- _PROBLEM TO SOLVE_
Please copy out the lines in the entries that contain "social".

- _SOURCE INFORMATION_
════════════════════
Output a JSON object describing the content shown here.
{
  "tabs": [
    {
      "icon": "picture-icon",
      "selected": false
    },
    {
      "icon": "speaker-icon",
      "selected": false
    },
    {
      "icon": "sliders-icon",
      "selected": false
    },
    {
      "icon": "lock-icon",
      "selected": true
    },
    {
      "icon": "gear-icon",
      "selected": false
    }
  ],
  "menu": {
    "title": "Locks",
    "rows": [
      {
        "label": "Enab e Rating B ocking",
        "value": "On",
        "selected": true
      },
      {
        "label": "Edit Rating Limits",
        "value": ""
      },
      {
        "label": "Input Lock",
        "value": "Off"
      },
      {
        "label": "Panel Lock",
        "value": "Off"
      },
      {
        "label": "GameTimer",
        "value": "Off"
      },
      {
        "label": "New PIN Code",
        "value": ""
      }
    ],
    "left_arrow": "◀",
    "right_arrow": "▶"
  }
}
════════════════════
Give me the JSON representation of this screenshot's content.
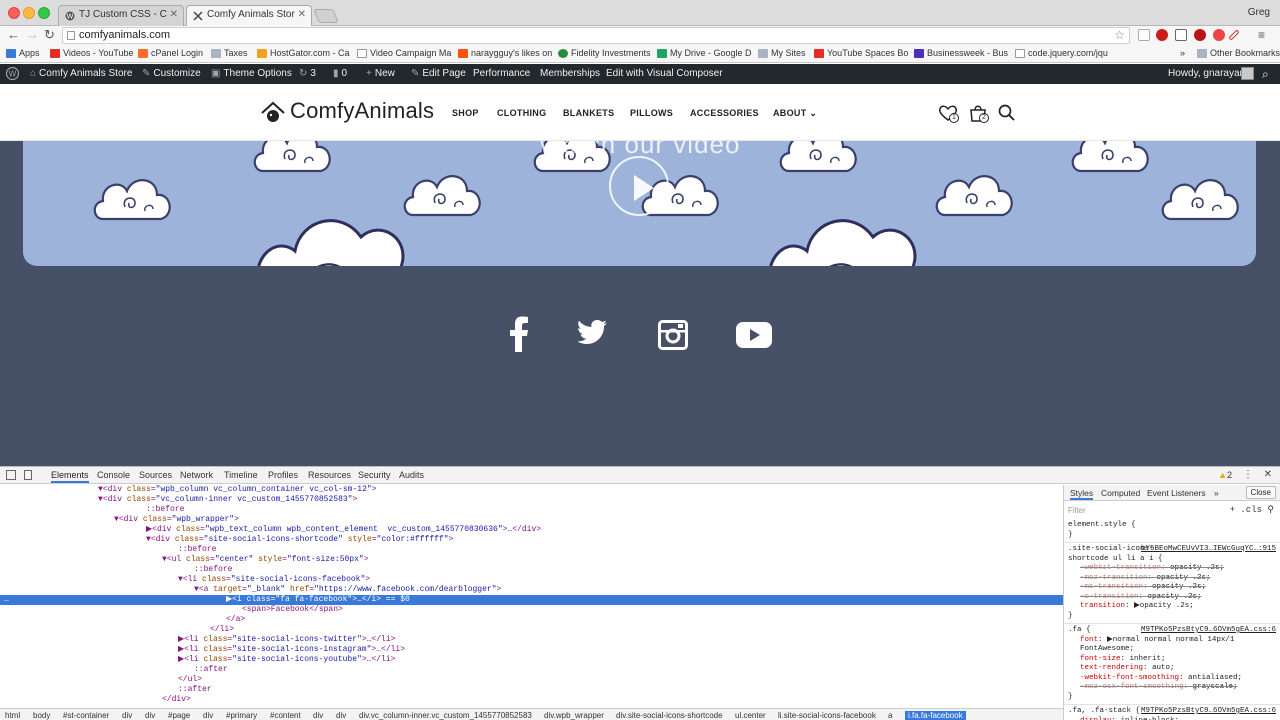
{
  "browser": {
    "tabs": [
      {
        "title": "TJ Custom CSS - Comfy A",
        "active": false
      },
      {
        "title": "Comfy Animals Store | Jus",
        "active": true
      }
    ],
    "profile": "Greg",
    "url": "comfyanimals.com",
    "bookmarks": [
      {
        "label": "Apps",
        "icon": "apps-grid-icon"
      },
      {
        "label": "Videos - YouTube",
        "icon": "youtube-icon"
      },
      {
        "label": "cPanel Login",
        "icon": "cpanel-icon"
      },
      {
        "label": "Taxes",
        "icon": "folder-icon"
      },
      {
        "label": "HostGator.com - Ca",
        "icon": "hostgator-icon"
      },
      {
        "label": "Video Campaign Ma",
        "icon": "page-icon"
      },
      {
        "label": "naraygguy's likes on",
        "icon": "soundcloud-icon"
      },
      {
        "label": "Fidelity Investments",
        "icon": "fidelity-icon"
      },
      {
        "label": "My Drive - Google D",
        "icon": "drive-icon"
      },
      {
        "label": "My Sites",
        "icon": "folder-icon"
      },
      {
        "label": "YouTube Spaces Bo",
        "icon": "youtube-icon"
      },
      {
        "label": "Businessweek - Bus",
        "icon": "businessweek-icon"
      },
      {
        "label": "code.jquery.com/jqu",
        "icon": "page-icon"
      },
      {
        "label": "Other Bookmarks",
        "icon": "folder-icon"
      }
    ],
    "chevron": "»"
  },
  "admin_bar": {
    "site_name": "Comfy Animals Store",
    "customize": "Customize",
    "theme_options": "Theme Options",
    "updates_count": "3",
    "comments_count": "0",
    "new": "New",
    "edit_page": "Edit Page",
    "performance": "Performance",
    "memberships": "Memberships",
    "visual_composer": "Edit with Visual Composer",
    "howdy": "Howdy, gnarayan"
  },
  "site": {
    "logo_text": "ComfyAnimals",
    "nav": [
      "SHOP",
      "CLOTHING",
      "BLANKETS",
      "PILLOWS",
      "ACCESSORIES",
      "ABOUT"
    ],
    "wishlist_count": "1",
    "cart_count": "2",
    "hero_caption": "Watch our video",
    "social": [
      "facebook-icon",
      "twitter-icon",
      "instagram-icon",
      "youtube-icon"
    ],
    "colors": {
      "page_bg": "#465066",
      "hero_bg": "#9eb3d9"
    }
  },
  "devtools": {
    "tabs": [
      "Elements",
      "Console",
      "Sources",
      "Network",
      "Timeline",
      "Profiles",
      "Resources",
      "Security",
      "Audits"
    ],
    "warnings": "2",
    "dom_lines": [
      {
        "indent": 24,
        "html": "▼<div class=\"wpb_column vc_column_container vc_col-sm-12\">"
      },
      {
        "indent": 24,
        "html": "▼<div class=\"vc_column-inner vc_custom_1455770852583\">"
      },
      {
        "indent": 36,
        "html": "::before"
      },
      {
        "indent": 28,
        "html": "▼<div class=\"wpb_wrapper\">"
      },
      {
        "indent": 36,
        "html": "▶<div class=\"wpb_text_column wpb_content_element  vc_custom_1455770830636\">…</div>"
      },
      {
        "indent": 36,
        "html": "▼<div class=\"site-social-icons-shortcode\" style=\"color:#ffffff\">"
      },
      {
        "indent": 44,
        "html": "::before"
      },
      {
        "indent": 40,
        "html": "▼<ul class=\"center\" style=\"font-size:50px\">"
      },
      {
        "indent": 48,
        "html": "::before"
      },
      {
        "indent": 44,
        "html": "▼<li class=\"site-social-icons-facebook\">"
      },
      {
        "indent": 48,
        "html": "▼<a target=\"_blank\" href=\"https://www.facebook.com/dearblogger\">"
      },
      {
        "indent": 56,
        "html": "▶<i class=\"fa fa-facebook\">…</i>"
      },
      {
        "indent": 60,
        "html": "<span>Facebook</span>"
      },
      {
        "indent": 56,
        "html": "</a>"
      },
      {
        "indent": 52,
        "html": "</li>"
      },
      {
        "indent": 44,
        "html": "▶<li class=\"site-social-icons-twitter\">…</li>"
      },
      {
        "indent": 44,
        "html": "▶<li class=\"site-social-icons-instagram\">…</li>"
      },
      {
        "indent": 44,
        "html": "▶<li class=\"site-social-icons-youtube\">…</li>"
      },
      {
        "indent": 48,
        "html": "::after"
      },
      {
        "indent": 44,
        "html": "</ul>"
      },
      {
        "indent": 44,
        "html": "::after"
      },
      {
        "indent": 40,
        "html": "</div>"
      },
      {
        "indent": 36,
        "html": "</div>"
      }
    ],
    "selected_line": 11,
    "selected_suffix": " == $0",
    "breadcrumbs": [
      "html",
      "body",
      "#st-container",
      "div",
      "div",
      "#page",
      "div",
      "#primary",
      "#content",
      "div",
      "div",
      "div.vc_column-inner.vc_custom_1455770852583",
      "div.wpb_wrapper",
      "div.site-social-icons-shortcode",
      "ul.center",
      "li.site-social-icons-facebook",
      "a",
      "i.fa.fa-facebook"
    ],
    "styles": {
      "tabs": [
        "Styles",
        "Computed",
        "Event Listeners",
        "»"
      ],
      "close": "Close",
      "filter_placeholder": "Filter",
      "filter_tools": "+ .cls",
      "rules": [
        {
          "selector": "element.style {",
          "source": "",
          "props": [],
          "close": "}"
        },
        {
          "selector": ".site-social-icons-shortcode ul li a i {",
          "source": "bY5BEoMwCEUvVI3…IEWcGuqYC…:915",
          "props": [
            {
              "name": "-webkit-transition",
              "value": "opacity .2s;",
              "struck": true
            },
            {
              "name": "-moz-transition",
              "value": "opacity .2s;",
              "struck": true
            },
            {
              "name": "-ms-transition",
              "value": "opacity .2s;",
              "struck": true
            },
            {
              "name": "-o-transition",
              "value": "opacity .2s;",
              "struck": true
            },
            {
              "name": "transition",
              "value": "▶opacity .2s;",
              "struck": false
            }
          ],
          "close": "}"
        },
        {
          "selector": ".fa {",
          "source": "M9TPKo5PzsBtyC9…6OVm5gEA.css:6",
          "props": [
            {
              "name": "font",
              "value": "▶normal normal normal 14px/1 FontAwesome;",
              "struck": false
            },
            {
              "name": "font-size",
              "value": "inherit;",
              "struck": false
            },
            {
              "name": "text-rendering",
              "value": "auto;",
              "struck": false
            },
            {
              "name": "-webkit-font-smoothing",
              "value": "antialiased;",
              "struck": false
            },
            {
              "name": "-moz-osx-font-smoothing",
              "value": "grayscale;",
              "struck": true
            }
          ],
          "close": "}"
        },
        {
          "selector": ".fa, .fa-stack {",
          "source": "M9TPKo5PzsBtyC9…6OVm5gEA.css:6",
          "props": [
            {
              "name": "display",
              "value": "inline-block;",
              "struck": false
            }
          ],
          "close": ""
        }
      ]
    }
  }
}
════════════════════
- _RESULT FOR THIS TASK_
    "social": [
        "html": "▼<div class=\"site-social-icons-shortcode\" style=\"color:#ffffff\">"
        "html": "▼<li class=\"site-social-icons-facebook\">"
        "html": "▶<li class=\"site-social-icons-twitter\">…</li>"
        "html": "▶<li class=\"site-social-icons-instagram\">…</li>"
        "html": "▶<li class=\"site-social-icons-youtube\">…</li>"
      "div.site-social-icons-shortcode",
      "li.site-social-icons-facebook",
          "selector": ".site-social-icons-shortcode ul li a i {",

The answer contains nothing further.